At our house, we focused on creating a kick-ass meal, Zoomed with one side of the family in the morning and then the other side in the evening. It was a great day; the weather even cleared in the afternoon for a beautiful walk at dusk along the river.
The year 2020 is a practice in managing expectations. Arriving at the doorstep of our tenth month of pandemic living, I’m finding that noticing the losses hasn’t gotten easier, but learning how to adjust my expectations has.
So, for the coming month of holiday traditions, I’m going to let go of the expectations of what makes a holiday. Instead of, “It won’t be the holidays without [fill in the blank],” I’m going to try, “I miss [fill in the blank]” or “It’s hard not to have [fill in the blank].”
It feels important to acknowledge the losses and not try to brush them off. It also feels important to appreciate what is here. Quieter days with fewer commitments, kids home with a longer school break. If we end up with December snow, perhaps I can convince them to go snowshoeing with me (for the record, I am not above bribing my teenagers).

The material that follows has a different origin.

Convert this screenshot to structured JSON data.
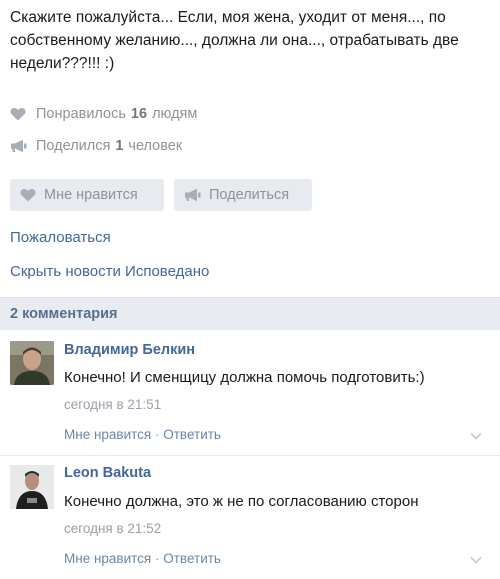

I notice myself starting to feel excited at the possibilities. A bunch of ideas for how to fill our less social calendar just went flying through my mind. But I’m hitting the pause button on those. Because I don’t want it to be about finding new ways to be busy in December.
I want it to be about savoring.
And just as I ask myself the question, “what do I want to be savoring,” it dawns on me that this could be the last year of the five of us being home together as a family for the whole month of December.
Well, that’s a sucker punch.
If my daughter decides to go away to college next year, we’ll be learning a new way of being together at the holidays.
And so I’m writing out the word savour (for a little British flair) and tacking it to the fridge.
What if this year is a gift for me? I have the opportunity to be more intentional this holiday season, soak up the time with my kids and husband. Not much more is required.
December 2020 has arrived, and I’m appreciating what is already here: an opportunity for SAVORING.
What would it look like to release your expectations? What do you want to be savoring during this time?
Jessica Curtis is a professional life coach who helps people cultivate intention and live from a place of meaning and authenticity. If you think you could benefit from working with Jessica or want to invite her to work with your group, reach out to start a conversation.